BEGIN GIVEN ENTRIES

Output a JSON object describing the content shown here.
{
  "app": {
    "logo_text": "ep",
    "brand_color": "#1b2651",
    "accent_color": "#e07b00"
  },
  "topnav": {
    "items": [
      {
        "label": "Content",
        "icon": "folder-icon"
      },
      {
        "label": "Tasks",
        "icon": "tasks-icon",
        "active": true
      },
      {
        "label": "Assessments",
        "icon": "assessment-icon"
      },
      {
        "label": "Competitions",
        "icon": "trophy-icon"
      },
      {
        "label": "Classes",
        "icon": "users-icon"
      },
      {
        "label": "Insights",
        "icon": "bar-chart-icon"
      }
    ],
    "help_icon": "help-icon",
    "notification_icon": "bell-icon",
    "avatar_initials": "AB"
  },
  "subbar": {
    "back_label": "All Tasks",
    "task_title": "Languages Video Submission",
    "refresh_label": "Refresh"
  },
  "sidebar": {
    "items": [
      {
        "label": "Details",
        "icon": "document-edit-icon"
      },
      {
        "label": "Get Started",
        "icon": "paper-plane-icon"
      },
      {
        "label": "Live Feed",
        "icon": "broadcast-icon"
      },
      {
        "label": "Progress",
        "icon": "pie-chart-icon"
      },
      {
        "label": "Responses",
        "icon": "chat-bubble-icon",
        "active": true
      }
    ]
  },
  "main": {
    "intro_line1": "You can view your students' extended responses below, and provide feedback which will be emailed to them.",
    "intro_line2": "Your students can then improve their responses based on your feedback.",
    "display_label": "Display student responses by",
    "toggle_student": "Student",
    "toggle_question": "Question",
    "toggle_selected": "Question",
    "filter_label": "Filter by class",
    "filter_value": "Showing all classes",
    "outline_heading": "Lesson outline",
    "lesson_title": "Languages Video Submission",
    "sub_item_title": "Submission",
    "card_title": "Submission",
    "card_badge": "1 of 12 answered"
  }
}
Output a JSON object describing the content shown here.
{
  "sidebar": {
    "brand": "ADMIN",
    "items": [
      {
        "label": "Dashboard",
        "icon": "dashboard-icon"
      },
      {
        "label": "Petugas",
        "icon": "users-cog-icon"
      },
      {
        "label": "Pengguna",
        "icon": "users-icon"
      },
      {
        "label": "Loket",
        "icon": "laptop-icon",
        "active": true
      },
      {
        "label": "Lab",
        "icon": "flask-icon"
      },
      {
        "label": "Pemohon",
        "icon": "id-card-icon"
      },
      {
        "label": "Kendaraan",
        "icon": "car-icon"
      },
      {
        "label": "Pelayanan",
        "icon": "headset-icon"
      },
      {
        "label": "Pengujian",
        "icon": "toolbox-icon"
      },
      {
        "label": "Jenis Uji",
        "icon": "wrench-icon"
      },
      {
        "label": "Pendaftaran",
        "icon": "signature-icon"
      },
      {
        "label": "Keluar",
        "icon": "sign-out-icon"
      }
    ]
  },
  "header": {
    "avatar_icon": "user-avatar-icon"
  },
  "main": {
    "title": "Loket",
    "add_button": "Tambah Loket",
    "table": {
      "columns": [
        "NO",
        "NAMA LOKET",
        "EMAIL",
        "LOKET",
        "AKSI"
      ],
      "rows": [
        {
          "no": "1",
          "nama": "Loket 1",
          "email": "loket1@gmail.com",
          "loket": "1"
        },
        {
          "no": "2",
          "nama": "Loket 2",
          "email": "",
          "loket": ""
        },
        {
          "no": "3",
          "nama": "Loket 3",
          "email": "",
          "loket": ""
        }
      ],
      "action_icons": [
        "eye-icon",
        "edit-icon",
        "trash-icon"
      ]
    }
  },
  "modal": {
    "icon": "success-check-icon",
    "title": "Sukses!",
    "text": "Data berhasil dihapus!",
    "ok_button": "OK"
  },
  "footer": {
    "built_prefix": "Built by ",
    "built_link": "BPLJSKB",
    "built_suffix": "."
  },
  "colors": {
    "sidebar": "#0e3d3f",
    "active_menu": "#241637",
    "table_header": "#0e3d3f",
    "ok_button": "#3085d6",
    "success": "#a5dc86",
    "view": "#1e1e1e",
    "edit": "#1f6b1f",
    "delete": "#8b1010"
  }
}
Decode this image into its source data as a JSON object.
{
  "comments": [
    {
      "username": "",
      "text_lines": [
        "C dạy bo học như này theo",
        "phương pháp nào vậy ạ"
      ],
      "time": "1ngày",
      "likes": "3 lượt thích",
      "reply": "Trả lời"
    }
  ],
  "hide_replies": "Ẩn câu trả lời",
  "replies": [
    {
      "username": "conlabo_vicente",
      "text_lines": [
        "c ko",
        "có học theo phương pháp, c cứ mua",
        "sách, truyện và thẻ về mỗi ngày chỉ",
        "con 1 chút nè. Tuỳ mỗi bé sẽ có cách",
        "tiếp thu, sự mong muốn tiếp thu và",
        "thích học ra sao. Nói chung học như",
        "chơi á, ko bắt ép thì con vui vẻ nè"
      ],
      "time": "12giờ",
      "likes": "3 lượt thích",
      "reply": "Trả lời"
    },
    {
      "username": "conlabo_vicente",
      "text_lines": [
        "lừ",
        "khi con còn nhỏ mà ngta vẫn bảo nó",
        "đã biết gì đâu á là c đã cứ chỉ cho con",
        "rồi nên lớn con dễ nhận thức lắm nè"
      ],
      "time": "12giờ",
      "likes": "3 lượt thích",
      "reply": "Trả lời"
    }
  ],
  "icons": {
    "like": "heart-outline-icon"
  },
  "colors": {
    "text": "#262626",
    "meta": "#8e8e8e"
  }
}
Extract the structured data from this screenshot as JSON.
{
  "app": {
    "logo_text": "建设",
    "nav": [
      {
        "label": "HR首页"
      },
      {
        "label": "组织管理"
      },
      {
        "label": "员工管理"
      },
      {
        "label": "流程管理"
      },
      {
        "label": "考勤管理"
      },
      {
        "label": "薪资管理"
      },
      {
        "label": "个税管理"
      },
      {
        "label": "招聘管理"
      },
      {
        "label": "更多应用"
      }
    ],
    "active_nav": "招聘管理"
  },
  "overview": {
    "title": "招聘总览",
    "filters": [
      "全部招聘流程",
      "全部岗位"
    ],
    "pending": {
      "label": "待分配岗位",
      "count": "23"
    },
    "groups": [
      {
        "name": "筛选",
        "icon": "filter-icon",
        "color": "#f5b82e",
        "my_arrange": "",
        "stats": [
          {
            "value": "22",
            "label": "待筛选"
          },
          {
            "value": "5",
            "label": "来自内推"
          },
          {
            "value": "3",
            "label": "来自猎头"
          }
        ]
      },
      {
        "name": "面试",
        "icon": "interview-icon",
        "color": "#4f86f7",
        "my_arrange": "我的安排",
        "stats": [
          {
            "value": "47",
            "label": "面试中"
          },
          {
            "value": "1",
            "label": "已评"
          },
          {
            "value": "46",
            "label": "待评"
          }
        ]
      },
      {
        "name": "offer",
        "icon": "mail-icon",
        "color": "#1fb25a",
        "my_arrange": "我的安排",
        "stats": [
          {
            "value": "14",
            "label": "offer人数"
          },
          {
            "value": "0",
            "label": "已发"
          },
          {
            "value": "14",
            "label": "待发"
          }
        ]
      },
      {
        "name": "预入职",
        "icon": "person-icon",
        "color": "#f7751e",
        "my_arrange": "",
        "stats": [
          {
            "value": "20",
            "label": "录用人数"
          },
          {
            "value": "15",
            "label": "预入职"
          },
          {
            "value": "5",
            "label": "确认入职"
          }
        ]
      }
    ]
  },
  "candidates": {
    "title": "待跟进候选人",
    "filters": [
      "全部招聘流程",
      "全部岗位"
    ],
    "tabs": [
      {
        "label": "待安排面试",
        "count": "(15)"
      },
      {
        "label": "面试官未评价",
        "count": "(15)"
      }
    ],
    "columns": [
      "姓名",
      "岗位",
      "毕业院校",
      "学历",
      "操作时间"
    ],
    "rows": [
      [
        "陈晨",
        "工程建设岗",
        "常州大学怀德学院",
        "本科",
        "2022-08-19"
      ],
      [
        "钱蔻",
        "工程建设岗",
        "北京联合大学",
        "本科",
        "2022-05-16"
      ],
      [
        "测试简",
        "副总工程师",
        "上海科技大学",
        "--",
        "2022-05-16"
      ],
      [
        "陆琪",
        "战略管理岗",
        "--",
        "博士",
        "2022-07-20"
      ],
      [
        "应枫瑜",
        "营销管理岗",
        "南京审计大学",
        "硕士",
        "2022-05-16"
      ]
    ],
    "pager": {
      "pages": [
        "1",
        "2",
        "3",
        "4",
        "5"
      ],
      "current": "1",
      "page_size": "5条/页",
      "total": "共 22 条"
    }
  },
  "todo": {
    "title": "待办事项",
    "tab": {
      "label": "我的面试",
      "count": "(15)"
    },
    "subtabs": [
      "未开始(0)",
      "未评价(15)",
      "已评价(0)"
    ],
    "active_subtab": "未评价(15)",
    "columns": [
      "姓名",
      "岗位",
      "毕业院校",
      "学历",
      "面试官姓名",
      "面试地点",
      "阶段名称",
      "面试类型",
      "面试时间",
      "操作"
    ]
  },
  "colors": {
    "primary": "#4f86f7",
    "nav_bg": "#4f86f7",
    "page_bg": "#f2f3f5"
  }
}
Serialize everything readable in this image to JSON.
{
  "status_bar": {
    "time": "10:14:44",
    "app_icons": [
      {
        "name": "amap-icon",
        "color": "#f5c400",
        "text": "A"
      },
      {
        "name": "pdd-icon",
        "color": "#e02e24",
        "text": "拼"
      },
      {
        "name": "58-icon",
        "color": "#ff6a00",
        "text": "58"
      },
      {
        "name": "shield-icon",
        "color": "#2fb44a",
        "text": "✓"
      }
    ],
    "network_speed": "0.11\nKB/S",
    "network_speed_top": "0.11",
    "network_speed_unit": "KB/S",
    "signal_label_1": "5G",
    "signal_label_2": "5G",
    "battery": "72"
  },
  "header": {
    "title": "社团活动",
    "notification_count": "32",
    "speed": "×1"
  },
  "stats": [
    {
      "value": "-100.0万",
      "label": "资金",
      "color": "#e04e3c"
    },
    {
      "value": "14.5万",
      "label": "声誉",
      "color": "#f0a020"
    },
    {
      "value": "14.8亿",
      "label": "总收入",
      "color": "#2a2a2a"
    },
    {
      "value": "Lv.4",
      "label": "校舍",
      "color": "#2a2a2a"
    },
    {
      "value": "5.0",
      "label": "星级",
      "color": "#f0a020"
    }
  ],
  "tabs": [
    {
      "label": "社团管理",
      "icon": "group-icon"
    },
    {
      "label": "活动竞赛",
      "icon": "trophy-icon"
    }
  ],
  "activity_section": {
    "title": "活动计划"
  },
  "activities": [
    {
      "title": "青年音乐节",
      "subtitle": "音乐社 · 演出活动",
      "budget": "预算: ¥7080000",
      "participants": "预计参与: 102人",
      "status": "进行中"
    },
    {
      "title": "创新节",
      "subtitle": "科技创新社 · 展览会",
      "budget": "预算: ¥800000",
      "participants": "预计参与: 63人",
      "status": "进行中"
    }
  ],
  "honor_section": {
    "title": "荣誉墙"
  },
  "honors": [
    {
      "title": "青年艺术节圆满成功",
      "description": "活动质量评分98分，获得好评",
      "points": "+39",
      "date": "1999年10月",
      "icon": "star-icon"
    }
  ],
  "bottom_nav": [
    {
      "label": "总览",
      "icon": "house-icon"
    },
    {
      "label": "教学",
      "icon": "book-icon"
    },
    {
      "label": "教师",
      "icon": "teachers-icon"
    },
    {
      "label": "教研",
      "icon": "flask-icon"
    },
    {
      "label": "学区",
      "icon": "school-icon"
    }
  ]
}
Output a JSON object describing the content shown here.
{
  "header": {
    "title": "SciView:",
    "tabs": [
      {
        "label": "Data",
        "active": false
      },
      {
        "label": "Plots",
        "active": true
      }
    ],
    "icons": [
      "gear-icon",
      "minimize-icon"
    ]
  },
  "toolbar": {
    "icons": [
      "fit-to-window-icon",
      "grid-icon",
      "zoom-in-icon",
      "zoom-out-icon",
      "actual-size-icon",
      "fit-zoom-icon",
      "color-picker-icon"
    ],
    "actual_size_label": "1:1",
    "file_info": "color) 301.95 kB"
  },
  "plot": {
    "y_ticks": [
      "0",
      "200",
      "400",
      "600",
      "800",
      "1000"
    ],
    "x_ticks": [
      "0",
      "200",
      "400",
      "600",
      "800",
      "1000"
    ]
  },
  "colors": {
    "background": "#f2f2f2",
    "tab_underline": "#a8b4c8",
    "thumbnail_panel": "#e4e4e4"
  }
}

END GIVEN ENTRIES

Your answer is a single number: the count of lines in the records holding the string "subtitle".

2